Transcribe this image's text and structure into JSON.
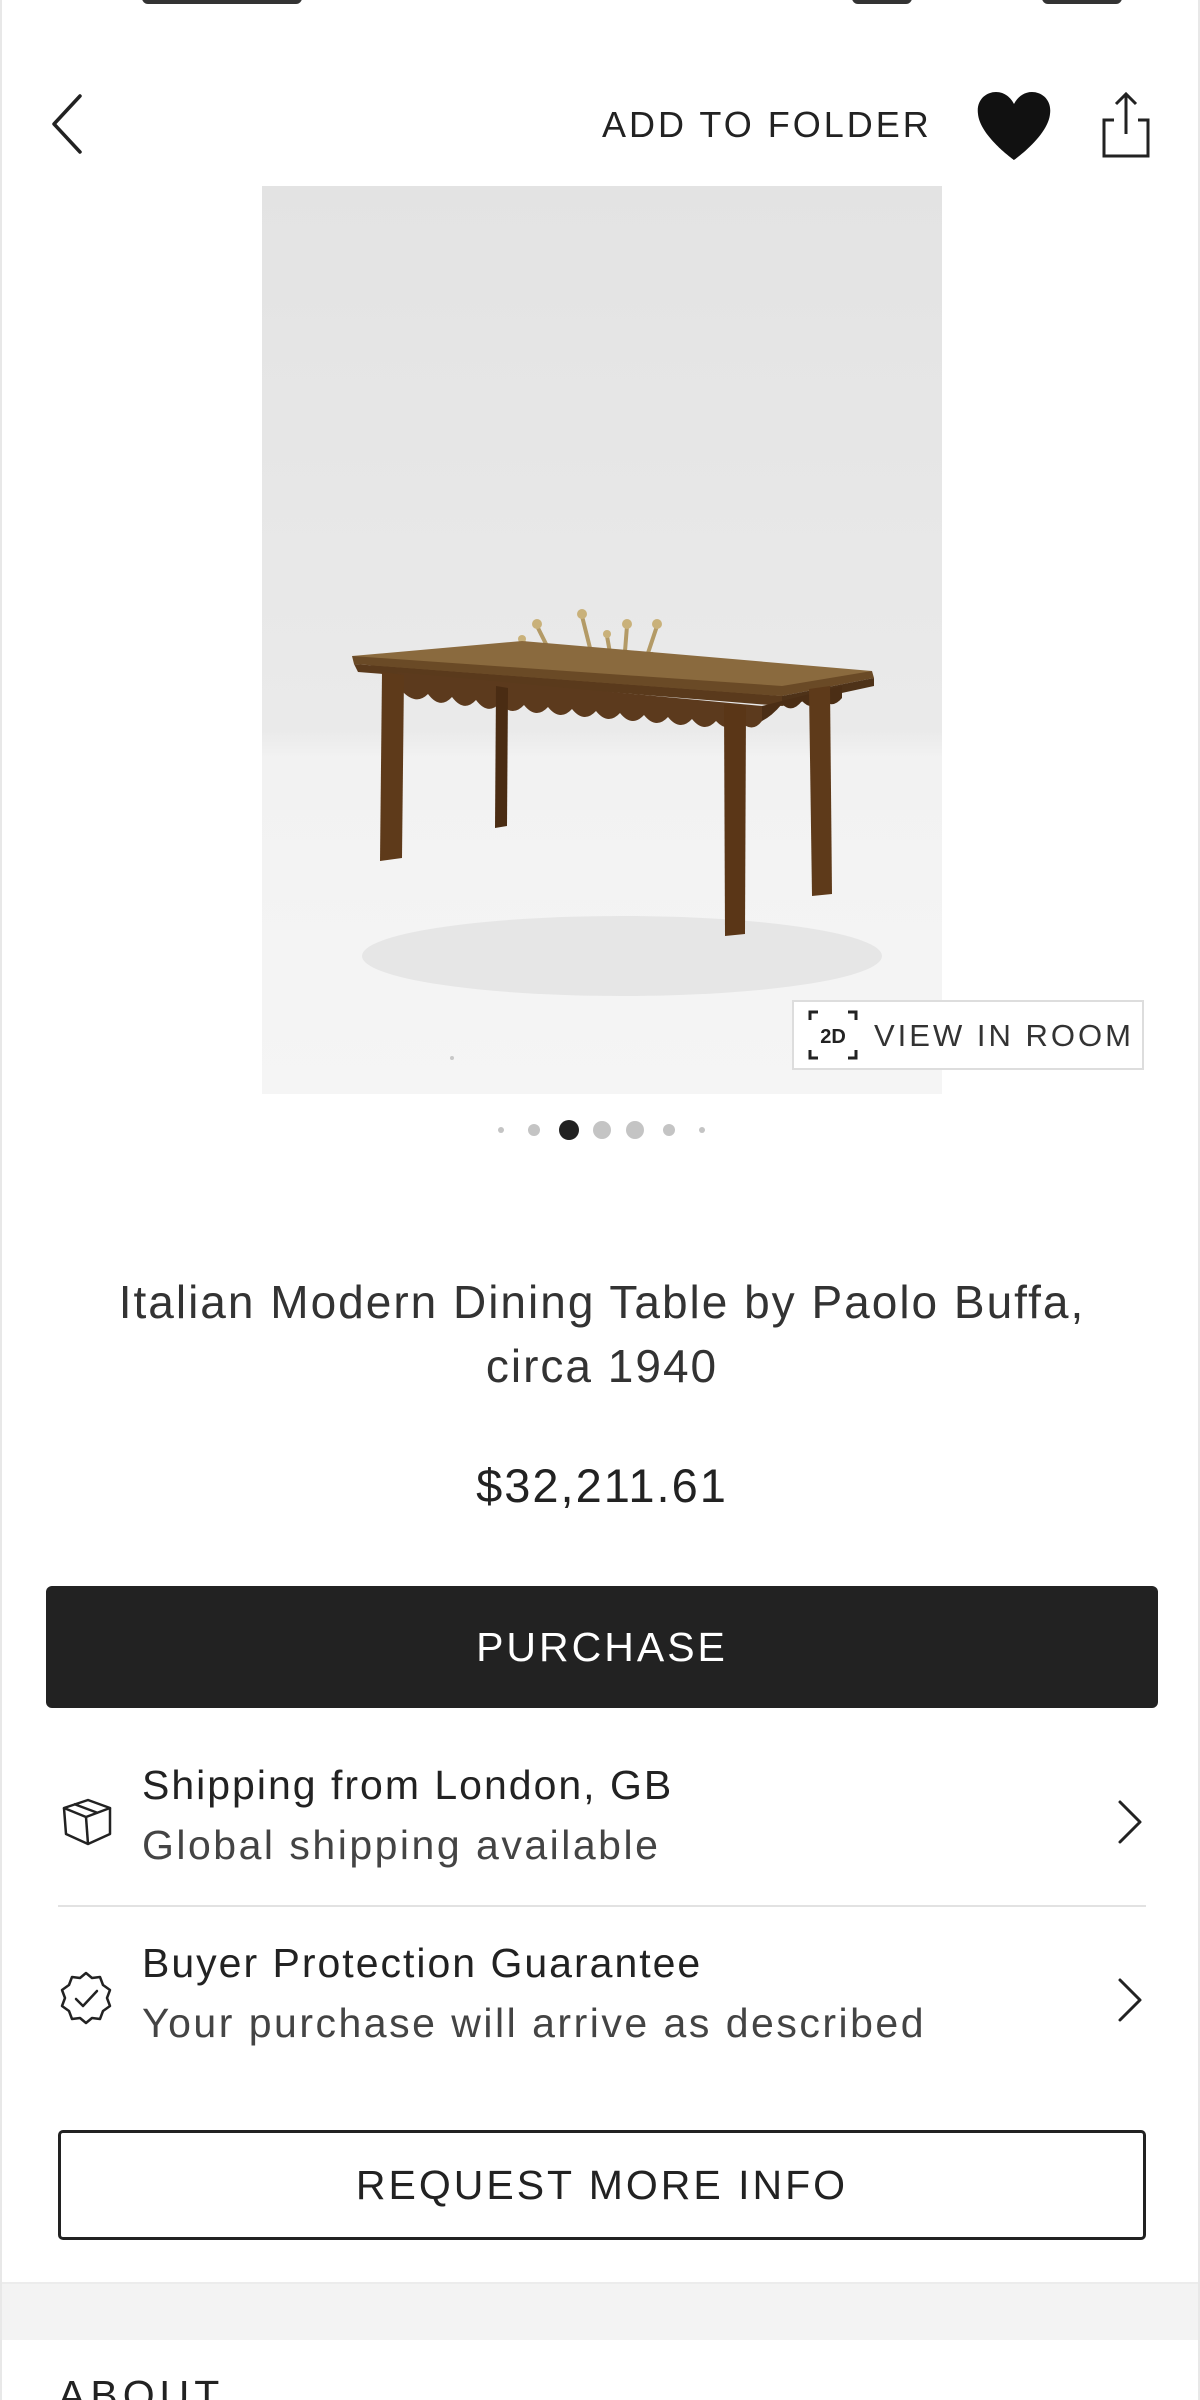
{
  "header": {
    "add_to_folder_label": "ADD TO FOLDER"
  },
  "image_overlay": {
    "view_in_room_badge": "2D",
    "view_in_room_label": "VIEW IN ROOM"
  },
  "carousel": {
    "total_dots": 7,
    "active_index": 2
  },
  "product": {
    "title": "Italian Modern Dining Table by Paolo Buffa, circa 1940",
    "price": "$32,211.61"
  },
  "actions": {
    "purchase_label": "PURCHASE",
    "request_info_label": "REQUEST MORE INFO"
  },
  "shipping": {
    "title": "Shipping from London, GB",
    "subtitle": "Global shipping available"
  },
  "protection": {
    "title": "Buyer Protection Guarantee",
    "subtitle": "Your purchase will arrive as described"
  },
  "section": {
    "about_label": "ABOUT"
  },
  "icons": {
    "back": "chevron-left-icon",
    "favorite": "heart-icon",
    "share": "share-icon",
    "shipping": "package-icon",
    "protection": "shield-check-icon",
    "row_chevron": "chevron-right-icon"
  },
  "colors": {
    "primary_button": "#222222",
    "text": "#222222",
    "divider": "#e2e2e2"
  }
}
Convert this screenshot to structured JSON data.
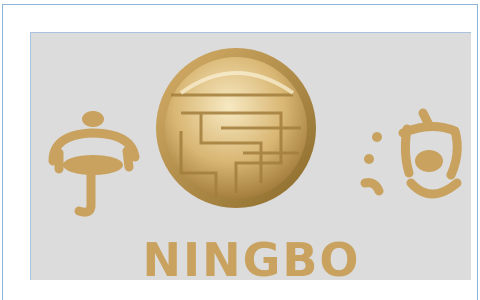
{
  "logo": {
    "brand_text": "NINGBO",
    "left_glyph": "宁",
    "right_glyph": "波",
    "emblem_icon": "golden-disc-emblem",
    "colors": {
      "gold": "#c8a25e",
      "gold_dark": "#8a6a2a",
      "gold_light": "#f3e3b8",
      "panel_bg": "#dcdcdc",
      "frame_border": "#8fb3d9"
    }
  }
}
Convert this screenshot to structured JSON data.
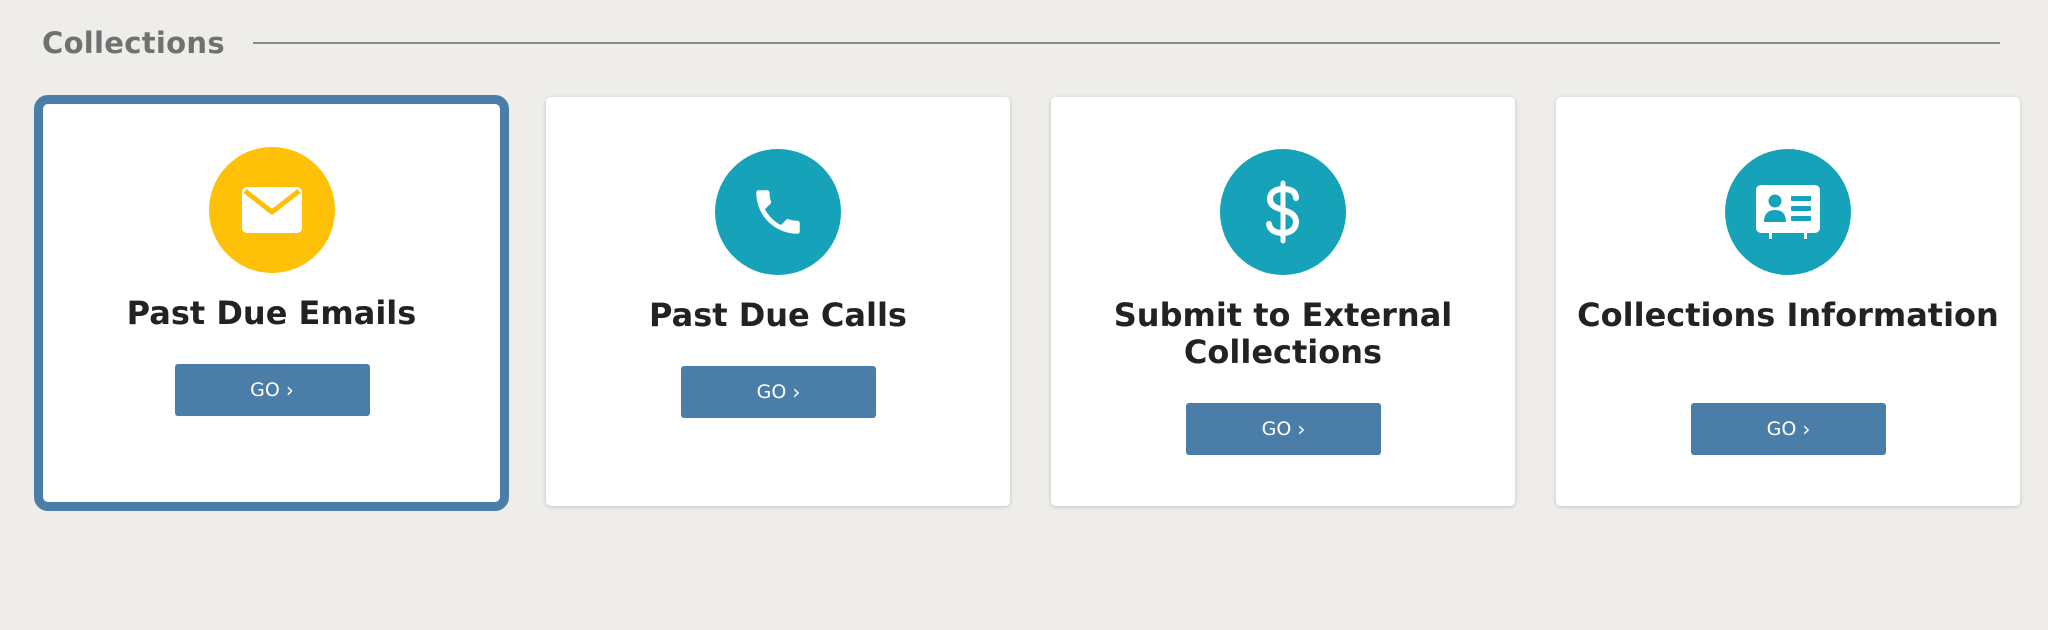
{
  "section": {
    "title": "Collections"
  },
  "cards": [
    {
      "title": "Past Due Emails",
      "button_label": "GO",
      "button_chevron": "›",
      "icon": "envelope-icon",
      "icon_color": "#ffc107",
      "selected": true
    },
    {
      "title": "Past Due Calls",
      "button_label": "GO",
      "button_chevron": "›",
      "icon": "phone-icon",
      "icon_color": "#16a2b8",
      "selected": false
    },
    {
      "title": "Submit to External Collections",
      "button_label": "GO",
      "button_chevron": "›",
      "icon": "dollar-icon",
      "icon_color": "#16a2b8",
      "selected": false
    },
    {
      "title": "Collections Information",
      "button_label": "GO",
      "button_chevron": "›",
      "icon": "id-card-icon",
      "icon_color": "#16a2b8",
      "selected": false
    }
  ],
  "colors": {
    "page_background": "#eeedea",
    "selected_border": "#4a7ea8",
    "button_background": "#4a7ea8",
    "accent_teal": "#16a2b8",
    "accent_yellow": "#ffc107"
  }
}
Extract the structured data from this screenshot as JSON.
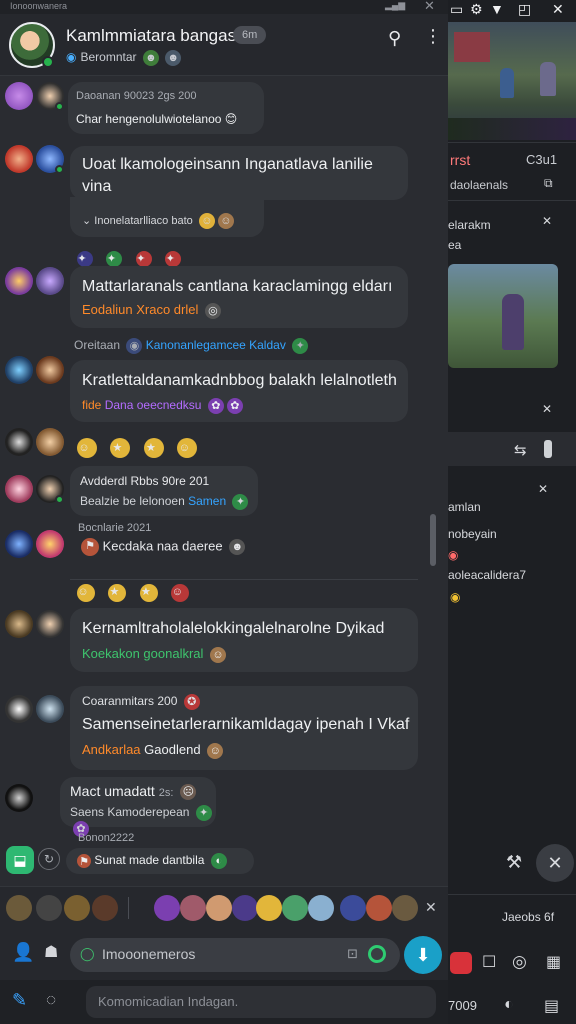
{
  "statusbar": {
    "text": "Ionoonwanera",
    "close": "✕"
  },
  "header": {
    "title": "Kamlmmiatara bangasai",
    "badge": "6m",
    "subtitle": "Beromntar"
  },
  "messages": [
    {
      "meta": "Daoanan 90023 2gs 200",
      "text": "Char hengenolulwiotelanoo",
      "emoji": "😊"
    },
    {
      "text": "Uoat lkamologeinsann Inganatlava lanilie vina",
      "sub": "Inonelatarlliaco bato"
    },
    {
      "text": "Mattarlaranals cantlana karaclamingg eldarı",
      "sub": "Eodaliun Xraco drlel"
    },
    {
      "meta": "Oreitaan",
      "metaLink": "Kanonanlegamcee Kaldav"
    },
    {
      "text": "Kratlettaldanamkadnbbog balakh lelalnotleth",
      "sub": "fide",
      "subColor": "Dana oeecnedksu"
    },
    {
      "meta": "Avdderdl Rbbs 90re 201",
      "sub": "Bealzie be lelonoen",
      "subLink": "Samen"
    },
    {
      "meta": "Bocnlarie 2021",
      "text": "Kecdaka naa daeree"
    },
    {
      "text": "Kernamltraholalelokkingalelnarolne Dyikad",
      "sub": "Koekakon goonalkral"
    },
    {
      "meta": "Coaranmitars 200",
      "text": "Samenseinetarlerarnikamldagay ipenah I Vkaf",
      "sub": "Andkarlaa",
      "subPlain": "Gaodlend"
    },
    {
      "text": "Mact umadatt",
      "meta": "2s:",
      "sub": "Saens Kamoderepean"
    },
    {
      "meta": "Bonon2222",
      "text": "Sunat made dantbila"
    }
  ],
  "composer": {
    "placeholder": "Imooonemeros",
    "footer_placeholder": "Komomicadian Indagan."
  },
  "right_panel": {
    "section1": "rrst",
    "section1_code": "C3u1",
    "section1_sub": "daolaenals",
    "item_a": "elarakm",
    "item_a2": "ea",
    "item_b": "amlan",
    "item_c": "nobeyain",
    "item_d": "aoleacalidera7",
    "footer_a": "Jaeobs 6f",
    "footer_b": "7009"
  },
  "icons": {
    "search": "search-icon",
    "menu": "kebab-menu-icon",
    "mic": "microphone-icon",
    "pen": "pen-icon"
  }
}
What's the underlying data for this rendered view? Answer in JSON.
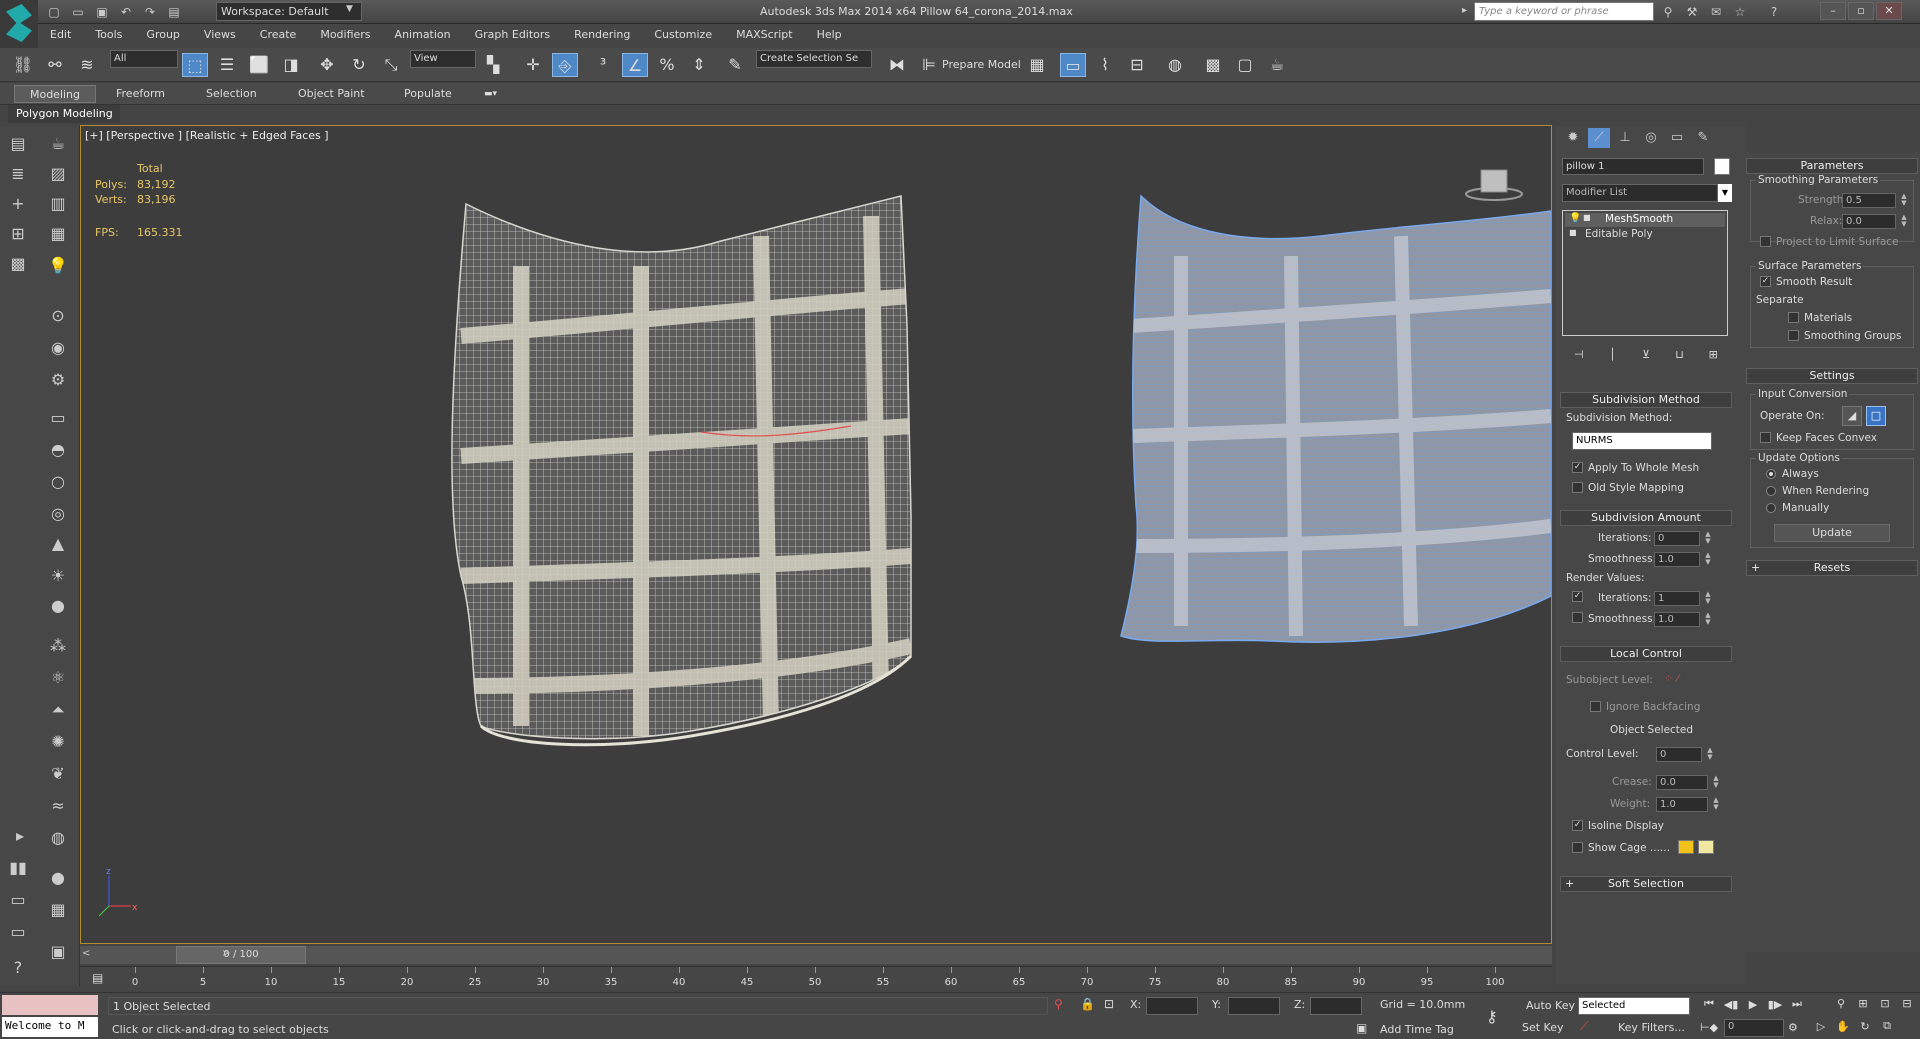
{
  "titlebar": {
    "workspace": "Workspace: Default",
    "app_title": "Autodesk 3ds Max  2014 x64",
    "file_title": "Pillow 64_corona_2014.max",
    "search_placeholder": "Type a keyword or phrase"
  },
  "menu": [
    "Edit",
    "Tools",
    "Group",
    "Views",
    "Create",
    "Modifiers",
    "Animation",
    "Graph Editors",
    "Rendering",
    "Customize",
    "MAXScript",
    "Help"
  ],
  "toolbar": {
    "selection_filter": "All",
    "ref_coord": "View",
    "named_selection": "Create Selection Se",
    "prepare_model": "Prepare Model"
  },
  "ribbon": {
    "tabs": [
      "Modeling",
      "Freeform",
      "Selection",
      "Object Paint",
      "Populate"
    ],
    "panel_label": "Polygon Modeling"
  },
  "viewport": {
    "label": "[+] [Perspective ] [Realistic + Edged Faces ]",
    "stats_header": "Total",
    "polys_label": "Polys:",
    "polys_value": "83,192",
    "verts_label": "Verts:",
    "verts_value": "83,196",
    "fps_label": "FPS:",
    "fps_value": "165.331"
  },
  "command_panel": {
    "object_name": "pillow 1",
    "modifier_list": "Modifier List",
    "stack": [
      "MeshSmooth",
      "Editable Poly"
    ],
    "subdivision_method": {
      "title": "Subdivision Method",
      "label": "Subdivision Method:",
      "value": "NURMS",
      "apply_whole": "Apply To Whole Mesh",
      "old_style": "Old Style Mapping"
    },
    "subdivision_amount": {
      "title": "Subdivision Amount",
      "iterations_label": "Iterations:",
      "iterations_value": "0",
      "smoothness_label": "Smoothness:",
      "smoothness_value": "1.0",
      "render_values": "Render Values:",
      "r_iterations_label": "Iterations:",
      "r_iterations_value": "1",
      "r_smoothness_label": "Smoothness:",
      "r_smoothness_value": "1.0"
    },
    "local_control": {
      "title": "Local Control",
      "subobject_level": "Subobject Level:",
      "ignore_backfacing": "Ignore Backfacing",
      "object_selected": "Object Selected",
      "control_level_label": "Control Level:",
      "control_level_value": "0",
      "crease_label": "Crease:",
      "crease_value": "0.0",
      "weight_label": "Weight:",
      "weight_value": "1.0",
      "isoline": "Isoline Display",
      "show_cage": "Show Cage ......"
    },
    "soft_selection": "Soft Selection"
  },
  "param_panel": {
    "parameters_title": "Parameters",
    "smoothing_group": "Smoothing Parameters",
    "strength_label": "Strength:",
    "strength_value": "0.5",
    "relax_label": "Relax:",
    "relax_value": "0.0",
    "project_limit": "Project to Limit Surface",
    "surface_group": "Surface Parameters",
    "smooth_result": "Smooth Result",
    "separate": "Separate",
    "materials": "Materials",
    "smoothing_groups": "Smoothing Groups",
    "settings_title": "Settings",
    "input_conversion": "Input Conversion",
    "operate_on": "Operate On:",
    "keep_faces_convex": "Keep Faces Convex",
    "update_options": "Update Options",
    "always": "Always",
    "when_rendering": "When Rendering",
    "manually": "Manually",
    "update_button": "Update",
    "resets": "Resets"
  },
  "timeline": {
    "slider": "0 / 100",
    "ticks": [
      "0",
      "5",
      "10",
      "15",
      "20",
      "25",
      "30",
      "35",
      "40",
      "45",
      "50",
      "55",
      "60",
      "65",
      "70",
      "75",
      "80",
      "85",
      "90",
      "95",
      "100"
    ]
  },
  "status": {
    "maxscript_line": "Welcome to M",
    "selected": "1 Object Selected",
    "prompt": "Click or click-and-drag to select objects",
    "x_label": "X:",
    "y_label": "Y:",
    "z_label": "Z:",
    "grid": "Grid = 10.0mm",
    "add_time_tag": "Add Time Tag",
    "auto_key": "Auto Key",
    "set_key": "Set Key",
    "key_mode": "Selected",
    "key_filters": "Key Filters...",
    "frame": "0"
  },
  "colors": {
    "cage_color_1": "#f2c21a",
    "cage_color_2": "#efe8a0",
    "viewport_border": "#b28b30"
  }
}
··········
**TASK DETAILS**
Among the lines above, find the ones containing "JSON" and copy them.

**RESULT FOR THIS EXERCISE**
Transcribe this image's text and structure into JSON.
Convert this screenshot to structured JSON data.
Convert this screenshot to structured JSON data.
Extract the structured data from this screenshot as JSON.
What's the underlying data for this rendered view? Answer in JSON.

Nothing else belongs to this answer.